_WHAT YOU ARE ASKED TO DO:_
List, from the lines below, each one with "Rohbaumaß" in it.

_MATERIAL TO PROCESS:_
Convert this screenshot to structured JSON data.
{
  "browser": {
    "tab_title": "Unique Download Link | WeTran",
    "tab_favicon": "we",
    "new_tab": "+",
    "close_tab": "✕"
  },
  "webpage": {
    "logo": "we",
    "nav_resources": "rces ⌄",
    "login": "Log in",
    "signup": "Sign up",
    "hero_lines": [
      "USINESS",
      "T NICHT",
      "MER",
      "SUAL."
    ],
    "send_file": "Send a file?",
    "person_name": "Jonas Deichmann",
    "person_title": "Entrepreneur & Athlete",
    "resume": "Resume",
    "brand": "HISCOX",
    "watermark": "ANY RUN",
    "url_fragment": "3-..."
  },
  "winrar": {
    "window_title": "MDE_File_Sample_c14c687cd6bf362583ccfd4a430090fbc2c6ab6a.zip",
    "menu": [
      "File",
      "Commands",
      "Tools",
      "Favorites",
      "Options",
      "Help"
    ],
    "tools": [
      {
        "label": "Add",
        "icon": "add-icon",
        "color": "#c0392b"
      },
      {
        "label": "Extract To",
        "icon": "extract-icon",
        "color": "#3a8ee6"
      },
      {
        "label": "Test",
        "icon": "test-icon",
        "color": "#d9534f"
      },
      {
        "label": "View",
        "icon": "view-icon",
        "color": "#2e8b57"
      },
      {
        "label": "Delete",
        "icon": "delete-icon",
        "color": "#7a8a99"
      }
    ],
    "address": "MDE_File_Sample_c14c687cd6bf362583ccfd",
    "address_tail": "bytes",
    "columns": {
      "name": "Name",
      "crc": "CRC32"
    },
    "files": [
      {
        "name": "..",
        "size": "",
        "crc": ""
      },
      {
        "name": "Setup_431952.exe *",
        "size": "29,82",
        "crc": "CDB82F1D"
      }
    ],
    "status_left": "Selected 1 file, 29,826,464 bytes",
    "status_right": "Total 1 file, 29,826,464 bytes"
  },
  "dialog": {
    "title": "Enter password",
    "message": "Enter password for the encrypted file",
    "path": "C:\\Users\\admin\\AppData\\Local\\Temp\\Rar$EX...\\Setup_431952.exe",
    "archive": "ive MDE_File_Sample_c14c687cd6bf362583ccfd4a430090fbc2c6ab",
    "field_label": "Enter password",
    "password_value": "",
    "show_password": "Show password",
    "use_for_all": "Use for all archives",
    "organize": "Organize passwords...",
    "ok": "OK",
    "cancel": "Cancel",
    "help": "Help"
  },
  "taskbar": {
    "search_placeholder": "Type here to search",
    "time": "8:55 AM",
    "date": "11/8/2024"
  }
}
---
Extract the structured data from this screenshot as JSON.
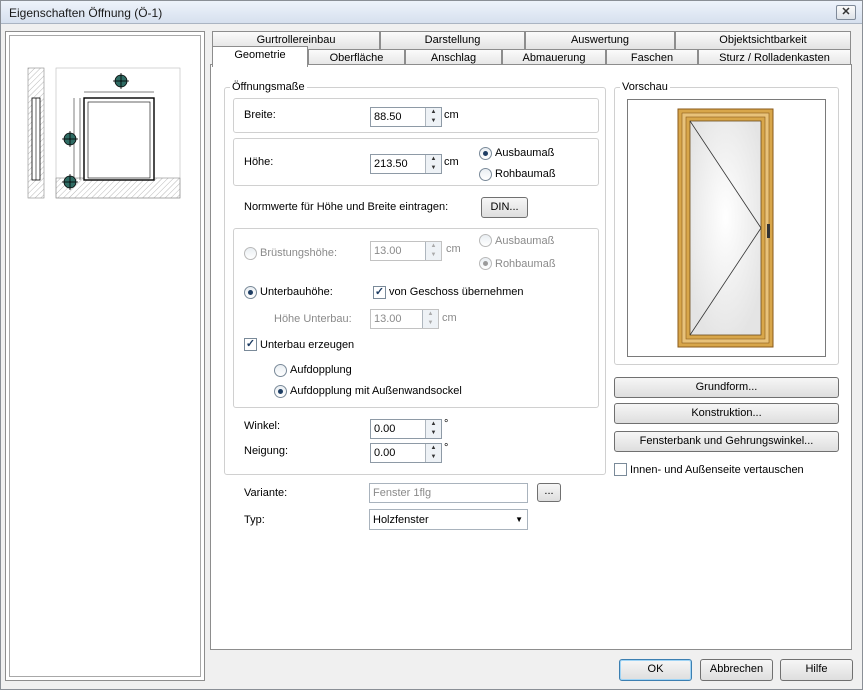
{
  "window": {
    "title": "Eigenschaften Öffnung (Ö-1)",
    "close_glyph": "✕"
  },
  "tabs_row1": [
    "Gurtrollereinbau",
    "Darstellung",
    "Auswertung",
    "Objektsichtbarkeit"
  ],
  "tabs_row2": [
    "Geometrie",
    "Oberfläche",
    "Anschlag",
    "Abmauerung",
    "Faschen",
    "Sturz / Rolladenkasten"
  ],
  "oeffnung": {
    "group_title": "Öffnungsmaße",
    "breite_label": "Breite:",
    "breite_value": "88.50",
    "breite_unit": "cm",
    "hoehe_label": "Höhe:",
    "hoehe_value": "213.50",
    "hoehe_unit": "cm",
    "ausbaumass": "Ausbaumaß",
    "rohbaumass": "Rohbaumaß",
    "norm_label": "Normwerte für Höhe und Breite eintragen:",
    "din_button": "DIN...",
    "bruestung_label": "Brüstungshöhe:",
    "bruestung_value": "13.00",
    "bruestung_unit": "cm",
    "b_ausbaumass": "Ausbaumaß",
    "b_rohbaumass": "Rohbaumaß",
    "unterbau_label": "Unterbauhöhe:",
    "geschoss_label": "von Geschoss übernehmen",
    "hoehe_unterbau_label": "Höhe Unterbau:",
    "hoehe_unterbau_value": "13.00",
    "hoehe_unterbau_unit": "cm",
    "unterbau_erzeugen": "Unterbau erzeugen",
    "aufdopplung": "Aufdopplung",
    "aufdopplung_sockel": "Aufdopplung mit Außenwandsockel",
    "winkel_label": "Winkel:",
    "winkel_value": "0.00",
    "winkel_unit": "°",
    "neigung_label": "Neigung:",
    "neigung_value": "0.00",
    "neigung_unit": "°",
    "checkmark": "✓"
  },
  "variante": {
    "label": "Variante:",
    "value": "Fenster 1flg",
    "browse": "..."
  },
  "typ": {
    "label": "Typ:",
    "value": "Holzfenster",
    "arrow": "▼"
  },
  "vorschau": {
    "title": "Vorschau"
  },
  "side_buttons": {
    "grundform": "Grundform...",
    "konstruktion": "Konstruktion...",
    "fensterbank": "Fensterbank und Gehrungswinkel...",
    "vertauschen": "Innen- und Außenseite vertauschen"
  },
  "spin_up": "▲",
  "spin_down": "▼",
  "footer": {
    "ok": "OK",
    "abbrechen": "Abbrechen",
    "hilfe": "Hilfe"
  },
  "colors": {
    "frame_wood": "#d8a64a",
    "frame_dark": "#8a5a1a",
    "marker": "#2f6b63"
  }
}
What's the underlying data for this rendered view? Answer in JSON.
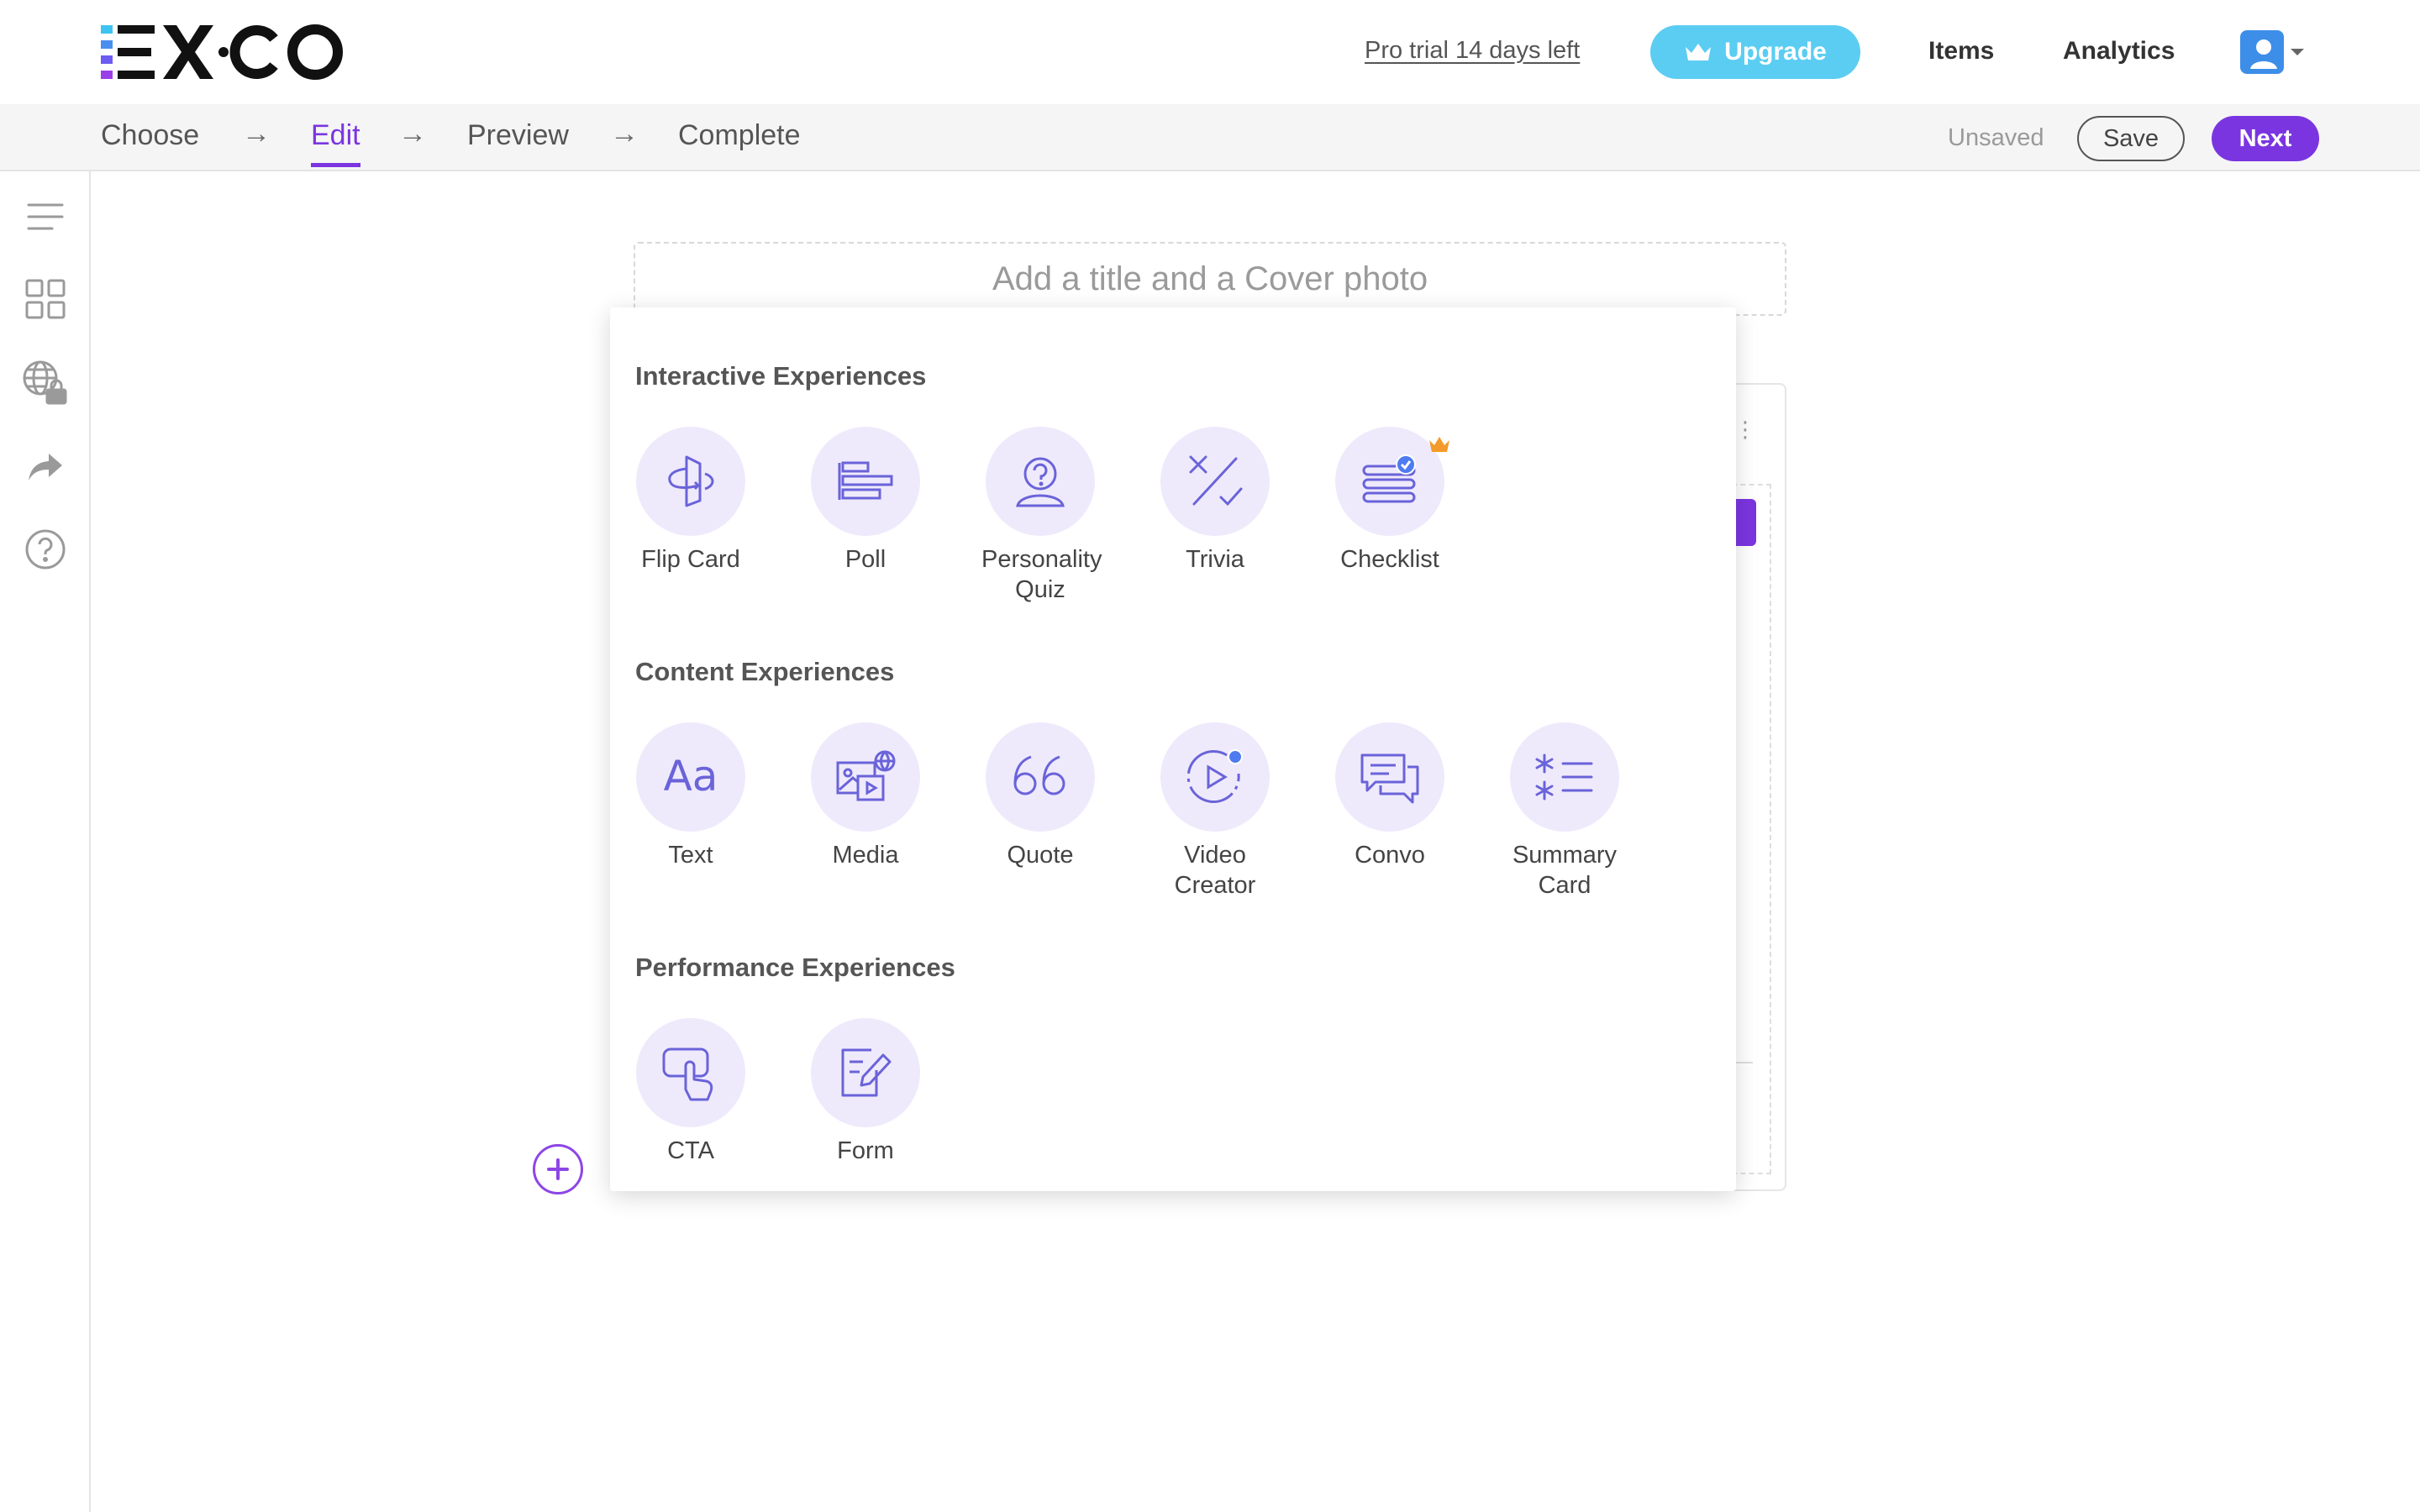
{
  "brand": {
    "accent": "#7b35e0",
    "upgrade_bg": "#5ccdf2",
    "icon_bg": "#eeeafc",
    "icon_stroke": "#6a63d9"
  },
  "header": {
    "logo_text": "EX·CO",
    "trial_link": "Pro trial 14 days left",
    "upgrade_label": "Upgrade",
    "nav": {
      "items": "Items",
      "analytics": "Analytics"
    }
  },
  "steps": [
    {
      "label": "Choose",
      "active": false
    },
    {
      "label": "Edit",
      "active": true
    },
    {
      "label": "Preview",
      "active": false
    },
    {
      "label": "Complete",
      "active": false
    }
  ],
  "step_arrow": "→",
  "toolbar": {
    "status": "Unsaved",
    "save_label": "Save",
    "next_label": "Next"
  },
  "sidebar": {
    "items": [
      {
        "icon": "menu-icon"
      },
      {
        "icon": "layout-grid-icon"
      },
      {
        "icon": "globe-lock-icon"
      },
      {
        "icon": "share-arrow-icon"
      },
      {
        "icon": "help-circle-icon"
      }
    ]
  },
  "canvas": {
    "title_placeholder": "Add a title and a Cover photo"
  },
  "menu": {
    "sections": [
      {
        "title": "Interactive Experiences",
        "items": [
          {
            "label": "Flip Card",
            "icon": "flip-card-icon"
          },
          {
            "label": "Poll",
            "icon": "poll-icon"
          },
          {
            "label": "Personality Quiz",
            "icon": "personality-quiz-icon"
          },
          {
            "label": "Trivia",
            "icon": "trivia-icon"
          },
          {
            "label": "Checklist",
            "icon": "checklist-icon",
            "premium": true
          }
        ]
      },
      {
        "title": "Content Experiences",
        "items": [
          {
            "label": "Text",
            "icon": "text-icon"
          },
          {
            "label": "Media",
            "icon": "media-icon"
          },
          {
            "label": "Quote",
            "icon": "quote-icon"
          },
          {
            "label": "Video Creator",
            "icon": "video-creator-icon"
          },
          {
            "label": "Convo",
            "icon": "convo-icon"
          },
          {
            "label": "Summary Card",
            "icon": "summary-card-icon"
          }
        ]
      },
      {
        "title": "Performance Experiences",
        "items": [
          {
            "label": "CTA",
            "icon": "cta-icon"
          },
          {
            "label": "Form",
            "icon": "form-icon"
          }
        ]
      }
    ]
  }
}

_EXERCISE ANSWER:_
    "rohbaumass": "Rohbaumaß",
    "b_rohbaumass": "Rohbaumaß",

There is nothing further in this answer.